**What this task involves:** From the following material, work out how many lines include the string "Somente"; respond with the number only.

**Material supplied:**
______________________________

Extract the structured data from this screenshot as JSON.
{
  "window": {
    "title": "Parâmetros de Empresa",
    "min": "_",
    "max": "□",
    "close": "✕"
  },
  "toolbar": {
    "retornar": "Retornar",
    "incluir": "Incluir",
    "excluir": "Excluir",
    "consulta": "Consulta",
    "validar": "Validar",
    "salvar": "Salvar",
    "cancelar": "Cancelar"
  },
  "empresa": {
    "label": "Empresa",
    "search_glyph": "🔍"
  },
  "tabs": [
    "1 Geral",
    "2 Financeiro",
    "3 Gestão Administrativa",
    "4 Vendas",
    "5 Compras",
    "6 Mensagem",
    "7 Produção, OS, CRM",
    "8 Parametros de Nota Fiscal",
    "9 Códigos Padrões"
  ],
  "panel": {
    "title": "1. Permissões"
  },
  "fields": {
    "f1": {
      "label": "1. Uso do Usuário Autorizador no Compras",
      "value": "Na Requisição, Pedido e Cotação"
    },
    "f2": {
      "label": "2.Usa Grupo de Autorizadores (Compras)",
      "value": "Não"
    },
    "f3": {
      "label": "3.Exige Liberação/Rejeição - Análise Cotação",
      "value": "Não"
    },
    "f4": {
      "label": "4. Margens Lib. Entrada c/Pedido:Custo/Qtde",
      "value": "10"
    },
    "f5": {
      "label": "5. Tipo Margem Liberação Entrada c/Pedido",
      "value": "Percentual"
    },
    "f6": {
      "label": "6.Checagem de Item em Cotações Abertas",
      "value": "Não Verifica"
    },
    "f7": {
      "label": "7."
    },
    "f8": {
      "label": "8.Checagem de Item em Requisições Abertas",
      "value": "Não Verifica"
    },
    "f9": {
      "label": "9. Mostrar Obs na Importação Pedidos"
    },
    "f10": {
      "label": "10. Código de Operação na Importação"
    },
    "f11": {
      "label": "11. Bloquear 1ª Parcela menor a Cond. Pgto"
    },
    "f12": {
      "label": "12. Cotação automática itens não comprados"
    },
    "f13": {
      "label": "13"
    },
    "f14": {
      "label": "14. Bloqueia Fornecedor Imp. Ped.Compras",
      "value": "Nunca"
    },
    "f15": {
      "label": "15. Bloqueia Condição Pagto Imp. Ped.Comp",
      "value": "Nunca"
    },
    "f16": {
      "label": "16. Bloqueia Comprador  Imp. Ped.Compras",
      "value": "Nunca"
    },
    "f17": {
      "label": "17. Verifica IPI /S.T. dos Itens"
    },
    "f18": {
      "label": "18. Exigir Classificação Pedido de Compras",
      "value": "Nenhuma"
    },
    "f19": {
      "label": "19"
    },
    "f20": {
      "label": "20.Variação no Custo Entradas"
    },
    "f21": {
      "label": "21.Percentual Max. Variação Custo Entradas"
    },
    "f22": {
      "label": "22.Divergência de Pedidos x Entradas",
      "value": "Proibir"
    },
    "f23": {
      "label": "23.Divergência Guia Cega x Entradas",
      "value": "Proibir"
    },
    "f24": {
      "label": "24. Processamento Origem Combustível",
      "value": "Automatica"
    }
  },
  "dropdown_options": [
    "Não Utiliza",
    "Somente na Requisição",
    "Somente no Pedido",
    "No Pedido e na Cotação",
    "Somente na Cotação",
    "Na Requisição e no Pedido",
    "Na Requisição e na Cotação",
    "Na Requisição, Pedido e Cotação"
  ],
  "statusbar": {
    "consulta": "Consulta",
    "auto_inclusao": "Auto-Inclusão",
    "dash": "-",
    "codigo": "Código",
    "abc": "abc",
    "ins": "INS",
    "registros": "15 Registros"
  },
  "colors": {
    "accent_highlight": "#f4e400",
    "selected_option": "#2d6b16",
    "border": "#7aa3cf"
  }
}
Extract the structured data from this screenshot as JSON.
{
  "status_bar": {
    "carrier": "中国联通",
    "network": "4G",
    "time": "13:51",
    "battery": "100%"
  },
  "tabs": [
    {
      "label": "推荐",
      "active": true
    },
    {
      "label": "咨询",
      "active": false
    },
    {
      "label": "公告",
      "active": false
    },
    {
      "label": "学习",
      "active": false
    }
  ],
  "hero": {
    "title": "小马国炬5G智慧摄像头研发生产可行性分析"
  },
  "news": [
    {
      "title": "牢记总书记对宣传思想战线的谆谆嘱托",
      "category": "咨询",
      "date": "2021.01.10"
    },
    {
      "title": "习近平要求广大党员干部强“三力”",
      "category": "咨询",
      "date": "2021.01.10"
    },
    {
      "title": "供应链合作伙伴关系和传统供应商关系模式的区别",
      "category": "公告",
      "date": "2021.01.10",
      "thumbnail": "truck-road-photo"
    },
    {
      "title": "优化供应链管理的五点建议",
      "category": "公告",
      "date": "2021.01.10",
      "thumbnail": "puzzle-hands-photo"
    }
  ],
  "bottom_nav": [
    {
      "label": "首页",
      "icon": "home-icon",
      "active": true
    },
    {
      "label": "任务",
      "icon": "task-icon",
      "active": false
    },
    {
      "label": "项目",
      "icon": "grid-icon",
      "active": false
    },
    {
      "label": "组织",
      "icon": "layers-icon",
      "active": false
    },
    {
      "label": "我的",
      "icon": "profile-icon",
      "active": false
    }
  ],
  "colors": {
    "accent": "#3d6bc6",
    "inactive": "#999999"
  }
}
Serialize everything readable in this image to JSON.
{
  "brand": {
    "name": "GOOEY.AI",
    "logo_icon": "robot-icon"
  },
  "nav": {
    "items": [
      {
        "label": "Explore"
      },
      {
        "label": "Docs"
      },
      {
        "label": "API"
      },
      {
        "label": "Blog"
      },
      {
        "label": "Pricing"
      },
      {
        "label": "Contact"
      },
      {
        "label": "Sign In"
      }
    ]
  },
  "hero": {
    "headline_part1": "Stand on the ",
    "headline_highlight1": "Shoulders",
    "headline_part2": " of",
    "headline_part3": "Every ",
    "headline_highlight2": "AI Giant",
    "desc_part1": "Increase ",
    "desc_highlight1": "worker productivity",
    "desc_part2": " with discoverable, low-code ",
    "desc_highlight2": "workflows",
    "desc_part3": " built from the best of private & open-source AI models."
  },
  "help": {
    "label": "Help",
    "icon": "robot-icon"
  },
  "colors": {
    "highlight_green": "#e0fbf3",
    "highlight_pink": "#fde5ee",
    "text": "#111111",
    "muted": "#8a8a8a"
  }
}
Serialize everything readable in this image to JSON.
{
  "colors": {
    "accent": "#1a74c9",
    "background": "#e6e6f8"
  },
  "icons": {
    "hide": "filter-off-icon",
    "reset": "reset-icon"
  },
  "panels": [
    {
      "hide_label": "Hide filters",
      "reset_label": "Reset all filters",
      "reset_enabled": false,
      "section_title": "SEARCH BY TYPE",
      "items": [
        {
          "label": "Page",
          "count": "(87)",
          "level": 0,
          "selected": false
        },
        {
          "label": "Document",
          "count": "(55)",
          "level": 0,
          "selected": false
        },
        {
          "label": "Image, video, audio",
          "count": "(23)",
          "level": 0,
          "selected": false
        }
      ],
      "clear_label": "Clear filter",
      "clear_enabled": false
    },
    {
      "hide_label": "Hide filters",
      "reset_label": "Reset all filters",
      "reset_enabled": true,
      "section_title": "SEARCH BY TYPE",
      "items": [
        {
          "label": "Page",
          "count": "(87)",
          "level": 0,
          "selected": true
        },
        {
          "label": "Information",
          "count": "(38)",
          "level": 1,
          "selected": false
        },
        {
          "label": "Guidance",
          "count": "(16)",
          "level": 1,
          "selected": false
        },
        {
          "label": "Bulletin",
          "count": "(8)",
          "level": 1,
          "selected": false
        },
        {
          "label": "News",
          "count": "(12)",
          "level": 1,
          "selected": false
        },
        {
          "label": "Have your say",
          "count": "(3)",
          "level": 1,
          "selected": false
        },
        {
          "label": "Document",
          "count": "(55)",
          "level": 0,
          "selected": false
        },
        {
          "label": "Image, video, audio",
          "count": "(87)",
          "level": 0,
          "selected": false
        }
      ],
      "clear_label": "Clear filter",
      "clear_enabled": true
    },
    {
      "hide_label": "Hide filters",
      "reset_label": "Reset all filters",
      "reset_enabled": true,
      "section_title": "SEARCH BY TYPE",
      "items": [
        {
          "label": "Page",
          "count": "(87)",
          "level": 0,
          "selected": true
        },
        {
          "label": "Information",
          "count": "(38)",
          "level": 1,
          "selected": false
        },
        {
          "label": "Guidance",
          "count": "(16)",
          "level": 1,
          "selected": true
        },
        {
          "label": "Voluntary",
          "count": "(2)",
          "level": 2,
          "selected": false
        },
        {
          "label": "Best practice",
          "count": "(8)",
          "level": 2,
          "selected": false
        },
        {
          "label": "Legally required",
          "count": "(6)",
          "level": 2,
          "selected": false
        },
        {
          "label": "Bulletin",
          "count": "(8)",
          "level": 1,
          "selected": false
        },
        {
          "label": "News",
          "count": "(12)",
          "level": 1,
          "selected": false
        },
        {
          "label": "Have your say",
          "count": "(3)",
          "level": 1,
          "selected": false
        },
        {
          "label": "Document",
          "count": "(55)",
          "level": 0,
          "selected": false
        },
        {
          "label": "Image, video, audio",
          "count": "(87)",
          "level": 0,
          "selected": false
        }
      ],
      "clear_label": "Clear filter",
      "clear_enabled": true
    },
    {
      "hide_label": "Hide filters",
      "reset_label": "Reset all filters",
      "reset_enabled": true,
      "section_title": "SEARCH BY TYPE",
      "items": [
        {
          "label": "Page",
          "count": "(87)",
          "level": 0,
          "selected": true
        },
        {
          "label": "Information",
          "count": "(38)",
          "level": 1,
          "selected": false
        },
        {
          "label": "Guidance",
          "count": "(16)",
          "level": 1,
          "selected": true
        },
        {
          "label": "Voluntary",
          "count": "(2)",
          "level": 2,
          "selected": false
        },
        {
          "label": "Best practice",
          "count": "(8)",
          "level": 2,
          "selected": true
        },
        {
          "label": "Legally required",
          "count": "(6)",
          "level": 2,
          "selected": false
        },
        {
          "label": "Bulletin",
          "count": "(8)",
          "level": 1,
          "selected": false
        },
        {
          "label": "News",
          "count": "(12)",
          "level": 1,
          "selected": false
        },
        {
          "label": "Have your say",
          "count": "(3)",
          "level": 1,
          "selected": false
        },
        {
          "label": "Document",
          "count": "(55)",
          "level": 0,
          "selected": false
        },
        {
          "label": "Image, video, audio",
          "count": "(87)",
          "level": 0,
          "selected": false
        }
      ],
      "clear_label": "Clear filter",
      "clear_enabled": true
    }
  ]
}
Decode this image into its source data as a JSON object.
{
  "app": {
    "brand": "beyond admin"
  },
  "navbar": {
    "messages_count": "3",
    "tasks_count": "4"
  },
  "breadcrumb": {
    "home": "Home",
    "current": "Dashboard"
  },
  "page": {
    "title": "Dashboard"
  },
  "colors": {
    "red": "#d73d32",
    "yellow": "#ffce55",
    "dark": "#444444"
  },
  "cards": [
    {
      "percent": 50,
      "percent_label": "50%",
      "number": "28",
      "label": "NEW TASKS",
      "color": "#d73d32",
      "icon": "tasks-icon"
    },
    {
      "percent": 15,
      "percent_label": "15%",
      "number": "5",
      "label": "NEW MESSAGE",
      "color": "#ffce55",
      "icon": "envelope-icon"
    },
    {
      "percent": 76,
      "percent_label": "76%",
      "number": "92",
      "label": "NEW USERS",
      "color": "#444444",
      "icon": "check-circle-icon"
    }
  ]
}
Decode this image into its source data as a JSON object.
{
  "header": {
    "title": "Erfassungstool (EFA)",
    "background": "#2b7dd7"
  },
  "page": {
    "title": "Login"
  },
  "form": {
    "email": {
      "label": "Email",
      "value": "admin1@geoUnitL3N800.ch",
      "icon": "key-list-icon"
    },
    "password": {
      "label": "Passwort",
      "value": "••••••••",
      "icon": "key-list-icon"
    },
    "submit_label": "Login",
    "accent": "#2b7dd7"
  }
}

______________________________

**Completed exercise:** 3